CP: Do you think the term “conspiracy theory” is used to reduce people’s desire to consider certain ideas?
KF: The term conspiracy theory has definitely been and is still used as a verbal weapon. Historically you can trace that back to 1967 when the US government used the term to de-legitimize critique on the Warren Commission, naming Lee Harvey Oswald as the only murderer of Kennedy.
CP: Why do you think a lot of people are so hostile towards conspiracy theories and alternative ideas?
KF: That’s a good question. I can only talk for myself, but I think generally nobody likes to be told that they’re wrong. It’s mind blowing to realize that every single person walking on earth believes and does the right thing from his or her perspective. It’s incredible. Especially if one considers all the idiots that cross one’s way. It was challenging to find a gentle way and artful strategies to broach the issue of conspiracy theories and explanatory schemas that differ radically from dominant views. In the end there is little left one can say is true with certainty once one starts questioning the world and one’s own beliefs. I mean, I have never met anyone claiming to be part of the Illuminati, in contrast to Hybrid Reptiles. I have met Reptiles (ex-boyfriend, etc.). However it was impressive when I started to face my own biases and complicities in the reproduction of repressive power structures. And I consider myself a good person.

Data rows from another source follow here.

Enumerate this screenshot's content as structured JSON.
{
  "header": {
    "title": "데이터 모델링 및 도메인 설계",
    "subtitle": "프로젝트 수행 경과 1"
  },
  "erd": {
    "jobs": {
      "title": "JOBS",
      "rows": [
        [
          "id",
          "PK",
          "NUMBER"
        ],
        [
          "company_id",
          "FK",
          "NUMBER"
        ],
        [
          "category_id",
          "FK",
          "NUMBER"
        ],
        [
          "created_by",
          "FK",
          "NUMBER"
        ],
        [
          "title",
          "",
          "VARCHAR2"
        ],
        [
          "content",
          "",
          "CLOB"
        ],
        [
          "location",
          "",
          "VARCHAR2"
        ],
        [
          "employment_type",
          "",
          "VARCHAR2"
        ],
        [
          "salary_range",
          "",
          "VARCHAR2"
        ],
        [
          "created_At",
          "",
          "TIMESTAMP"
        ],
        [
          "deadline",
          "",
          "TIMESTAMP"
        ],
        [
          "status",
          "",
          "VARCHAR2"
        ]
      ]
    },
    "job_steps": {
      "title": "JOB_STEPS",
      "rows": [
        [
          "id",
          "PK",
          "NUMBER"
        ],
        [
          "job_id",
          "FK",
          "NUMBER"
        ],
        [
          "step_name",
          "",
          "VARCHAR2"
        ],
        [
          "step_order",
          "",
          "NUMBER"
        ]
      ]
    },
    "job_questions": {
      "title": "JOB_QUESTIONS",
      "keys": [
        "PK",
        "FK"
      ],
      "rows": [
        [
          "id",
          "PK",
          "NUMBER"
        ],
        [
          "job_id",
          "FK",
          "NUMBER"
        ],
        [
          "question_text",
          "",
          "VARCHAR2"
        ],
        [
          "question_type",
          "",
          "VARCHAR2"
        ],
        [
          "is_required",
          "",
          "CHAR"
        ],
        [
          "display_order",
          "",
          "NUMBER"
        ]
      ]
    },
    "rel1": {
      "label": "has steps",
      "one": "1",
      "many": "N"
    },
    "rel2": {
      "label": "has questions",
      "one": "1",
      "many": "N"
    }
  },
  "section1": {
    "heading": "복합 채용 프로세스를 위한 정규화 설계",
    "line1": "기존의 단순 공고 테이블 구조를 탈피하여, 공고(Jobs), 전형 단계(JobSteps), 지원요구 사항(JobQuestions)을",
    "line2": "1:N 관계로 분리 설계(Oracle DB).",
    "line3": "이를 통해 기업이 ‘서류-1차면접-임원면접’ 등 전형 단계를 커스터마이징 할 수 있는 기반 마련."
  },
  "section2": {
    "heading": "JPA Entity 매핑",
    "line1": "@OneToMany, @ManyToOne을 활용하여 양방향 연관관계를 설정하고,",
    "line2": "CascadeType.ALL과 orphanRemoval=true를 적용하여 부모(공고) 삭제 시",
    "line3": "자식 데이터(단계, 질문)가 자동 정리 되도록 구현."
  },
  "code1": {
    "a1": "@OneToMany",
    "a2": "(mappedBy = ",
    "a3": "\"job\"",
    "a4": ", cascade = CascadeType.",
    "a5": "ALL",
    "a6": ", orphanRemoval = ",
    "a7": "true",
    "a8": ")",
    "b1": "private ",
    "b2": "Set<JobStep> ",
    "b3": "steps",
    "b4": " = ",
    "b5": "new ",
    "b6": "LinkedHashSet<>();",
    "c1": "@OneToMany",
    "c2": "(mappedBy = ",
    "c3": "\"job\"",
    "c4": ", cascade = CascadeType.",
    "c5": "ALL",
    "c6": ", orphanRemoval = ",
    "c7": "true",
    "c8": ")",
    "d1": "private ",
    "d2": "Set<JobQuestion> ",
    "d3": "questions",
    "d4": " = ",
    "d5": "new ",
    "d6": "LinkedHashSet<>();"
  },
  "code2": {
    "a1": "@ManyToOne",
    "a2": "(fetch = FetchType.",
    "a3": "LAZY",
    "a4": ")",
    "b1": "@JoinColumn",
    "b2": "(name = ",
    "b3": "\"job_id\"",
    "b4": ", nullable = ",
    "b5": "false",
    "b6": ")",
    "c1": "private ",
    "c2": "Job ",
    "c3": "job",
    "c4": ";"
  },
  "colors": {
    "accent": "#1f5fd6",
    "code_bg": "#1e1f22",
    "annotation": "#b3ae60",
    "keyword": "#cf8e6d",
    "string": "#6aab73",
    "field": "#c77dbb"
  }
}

CP: What are your favorite and least favorite conspiracy theories?
KF: I like the gnostic revisions of Christian texts and ideas. Erik Davis called it the first metaphysical conspiracy theory: the snake in Eden was not the bad guy—finally the snake provided Adam and Eve with a knowledge upgrade. Monocausal fear-based scapegoat ideologies are dull and predictable. But truly alarming is the preemptive logic of paranoid politics.
Detail Hyperconnected (The Whole Picture), Karin Ferrari 2016
CP: Can you talk a little about the process of creating your videos?
KF: Usually someone points out a suspicious pop music video packed with Illuminati symbolism. I mean, I don’t believe in the Illuminati in the literal sense, at least most of the time. But there is definitely a cluster of symbols drawn from the tapestry of western Occultism and rooting back to ancient Egypt that keeps reappearing in contemporary design in high budget pop music video productions. For me the predominant message shines immediately through the video but it takes me months of unsystematic research and cosmic downloads until every detail of the video is completely decoded. It’s like a puzzle where all the pieces fall together.
CP: What projects do you have coming up?
KF: Mhtynix is a hypnagogic road movie about the dark anthropocene in artistic collaboration with the artists Bernhard Garnicnig and Peter Moosgaard that will be produced 2018 for the Austrian national TV art program Pixel, Bytes & Film. Over the Christmas holidays I worked on the DECODING of a Taylor Swift video that secretly tells the galactic origin myth of the global black magic elite.
And then there is DECODING Earth, a pseudo sci-fi documentary that claims to reveal hidden messages within TV News opening titles. DECODING Earth is based on the thesis that the depictions of the planet and of time in the TV news intros are representative for the dominant worldview and Zeitgeist. So it is possible to psychologically analyze these images and deduce how a society conceives itself, the world, reality, and their contemporaneity. DECODING Earth is a work in progress. During my residency at the Cité des Arts in Paris I produced a trailer with French News opening titles appropriating the format of Blockbuster movie trailers. The work was realized with the support of the Forum Culturel Autrichien, Paris.
The idea to work with news intros was first applied in 2016 on Austria’s leading TV news magazine Zeit im Bild. The film DECODING Austria’s News Intros (THE WHOLE TRUTH) was produced for the Austrian national television channel ORFIII within the TV art program Pixel, Bytes & Film with support of the Federal Chancellery of Austria.